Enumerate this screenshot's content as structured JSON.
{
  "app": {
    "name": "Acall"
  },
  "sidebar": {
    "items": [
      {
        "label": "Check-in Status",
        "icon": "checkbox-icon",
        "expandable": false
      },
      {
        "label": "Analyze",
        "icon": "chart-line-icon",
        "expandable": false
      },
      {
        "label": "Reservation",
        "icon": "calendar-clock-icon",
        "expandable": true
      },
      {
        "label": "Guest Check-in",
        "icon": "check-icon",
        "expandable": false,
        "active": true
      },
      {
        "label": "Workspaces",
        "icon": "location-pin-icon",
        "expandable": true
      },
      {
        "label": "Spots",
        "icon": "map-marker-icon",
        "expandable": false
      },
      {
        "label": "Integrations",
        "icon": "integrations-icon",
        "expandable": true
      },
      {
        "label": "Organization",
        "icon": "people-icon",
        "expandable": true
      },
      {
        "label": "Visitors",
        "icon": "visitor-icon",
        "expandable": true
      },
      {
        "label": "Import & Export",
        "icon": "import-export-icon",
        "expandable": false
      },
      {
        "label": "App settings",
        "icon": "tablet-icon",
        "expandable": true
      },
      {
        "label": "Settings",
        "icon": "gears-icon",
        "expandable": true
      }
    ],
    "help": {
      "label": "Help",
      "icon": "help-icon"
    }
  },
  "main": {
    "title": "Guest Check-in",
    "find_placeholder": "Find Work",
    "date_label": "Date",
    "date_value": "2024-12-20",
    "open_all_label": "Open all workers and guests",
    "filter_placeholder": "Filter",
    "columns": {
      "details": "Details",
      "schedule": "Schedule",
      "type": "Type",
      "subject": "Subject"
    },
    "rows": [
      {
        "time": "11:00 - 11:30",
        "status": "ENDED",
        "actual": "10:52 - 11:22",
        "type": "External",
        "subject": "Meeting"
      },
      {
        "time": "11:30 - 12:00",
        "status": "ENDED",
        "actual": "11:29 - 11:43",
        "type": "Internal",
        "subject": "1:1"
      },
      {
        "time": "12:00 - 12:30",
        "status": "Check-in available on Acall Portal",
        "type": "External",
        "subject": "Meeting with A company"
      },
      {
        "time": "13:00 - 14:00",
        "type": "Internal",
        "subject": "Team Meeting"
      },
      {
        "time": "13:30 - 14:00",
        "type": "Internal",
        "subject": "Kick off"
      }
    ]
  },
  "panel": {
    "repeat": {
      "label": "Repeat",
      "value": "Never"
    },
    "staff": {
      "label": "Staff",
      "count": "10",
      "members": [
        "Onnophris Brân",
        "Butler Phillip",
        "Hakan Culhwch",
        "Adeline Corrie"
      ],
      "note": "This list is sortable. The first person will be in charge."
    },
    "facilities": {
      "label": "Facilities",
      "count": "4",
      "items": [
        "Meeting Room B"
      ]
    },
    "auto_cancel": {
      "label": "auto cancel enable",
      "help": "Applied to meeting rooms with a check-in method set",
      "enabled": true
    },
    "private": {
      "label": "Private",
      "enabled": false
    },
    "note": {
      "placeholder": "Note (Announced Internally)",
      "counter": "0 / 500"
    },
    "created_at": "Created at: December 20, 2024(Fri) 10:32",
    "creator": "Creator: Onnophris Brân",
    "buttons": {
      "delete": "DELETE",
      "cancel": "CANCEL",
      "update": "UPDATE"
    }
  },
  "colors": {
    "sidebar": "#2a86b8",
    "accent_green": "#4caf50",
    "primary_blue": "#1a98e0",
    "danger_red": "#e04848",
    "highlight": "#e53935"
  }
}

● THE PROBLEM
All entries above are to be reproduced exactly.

● SOLUTION TO THIS TASK
Enumerate this screenshot's content as structured JSON.
{
  "app": {
    "name": "Acall"
  },
  "sidebar": {
    "items": [
      {
        "label": "Check-in Status",
        "icon": "checkbox-icon",
        "expandable": false
      },
      {
        "label": "Analyze",
        "icon": "chart-line-icon",
        "expandable": false
      },
      {
        "label": "Reservation",
        "icon": "calendar-clock-icon",
        "expandable": true
      },
      {
        "label": "Guest Check-in",
        "icon": "check-icon",
        "expandable": false,
        "active": true
      },
      {
        "label": "Workspaces",
        "icon": "location-pin-icon",
        "expandable": true
      },
      {
        "label": "Spots",
        "icon": "map-marker-icon",
        "expandable": false
      },
      {
        "label": "Integrations",
        "icon": "integrations-icon",
        "expandable": true
      },
      {
        "label": "Organization",
        "icon": "people-icon",
        "expandable": true
      },
      {
        "label": "Visitors",
        "icon": "visitor-icon",
        "expandable": true
      },
      {
        "label": "Import & Export",
        "icon": "import-export-icon",
        "expandable": false
      },
      {
        "label": "App settings",
        "icon": "tablet-icon",
        "expandable": true
      },
      {
        "label": "Settings",
        "icon": "gears-icon",
        "expandable": true
      }
    ],
    "help": {
      "label": "Help",
      "icon": "help-icon"
    }
  },
  "main": {
    "title": "Guest Check-in",
    "find_placeholder": "Find Work",
    "date_label": "Date",
    "date_value": "2024-12-20",
    "open_all_label": "Open all workers and guests",
    "filter_placeholder": "Filter",
    "columns": {
      "details": "Details",
      "schedule": "Schedule",
      "type": "Type",
      "subject": "Subject"
    },
    "rows": [
      {
        "time": "11:00 - 11:30",
        "status": "ENDED",
        "actual": "10:52 - 11:22",
        "type": "External",
        "subject": "Meeting"
      },
      {
        "time": "11:30 - 12:00",
        "status": "ENDED",
        "actual": "11:29 - 11:43",
        "type": "Internal",
        "subject": "1:1"
      },
      {
        "time": "12:00 - 12:30",
        "status": "Check-in available on Acall Portal",
        "type": "External",
        "subject": "Meeting with A company"
      },
      {
        "time": "13:00 - 14:00",
        "type": "Internal",
        "subject": "Team Meeting"
      },
      {
        "time": "13:30 - 14:00",
        "type": "Internal",
        "subject": "Kick off"
      }
    ]
  },
  "panel": {
    "repeat": {
      "label": "Repeat",
      "value": "Never"
    },
    "staff": {
      "label": "Staff",
      "count": "10",
      "members": [
        "Onnophris Brân",
        "Butler Phillip",
        "Hakan Culhwch",
        "Adeline Corrie"
      ],
      "note": "This list is sortable. The first person will be in charge."
    },
    "facilities": {
      "label": "Facilities",
      "count": "4",
      "items": [
        "Meeting Room B"
      ]
    },
    "auto_cancel": {
      "label": "auto cancel enable",
      "help": "Applied to meeting rooms with a check-in method set",
      "enabled": true
    },
    "private": {
      "label": "Private",
      "enabled": false
    },
    "note": {
      "placeholder": "Note (Announced Internally)",
      "counter": "0 / 500"
    },
    "created_at": "Created at: December 20, 2024(Fri) 10:32",
    "creator": "Creator: Onnophris Brân",
    "buttons": {
      "delete": "DELETE",
      "cancel": "CANCEL",
      "update": "UPDATE"
    }
  },
  "colors": {
    "sidebar": "#2a86b8",
    "accent_green": "#4caf50",
    "primary_blue": "#1a98e0",
    "danger_red": "#e04848",
    "highlight": "#e53935"
  }
}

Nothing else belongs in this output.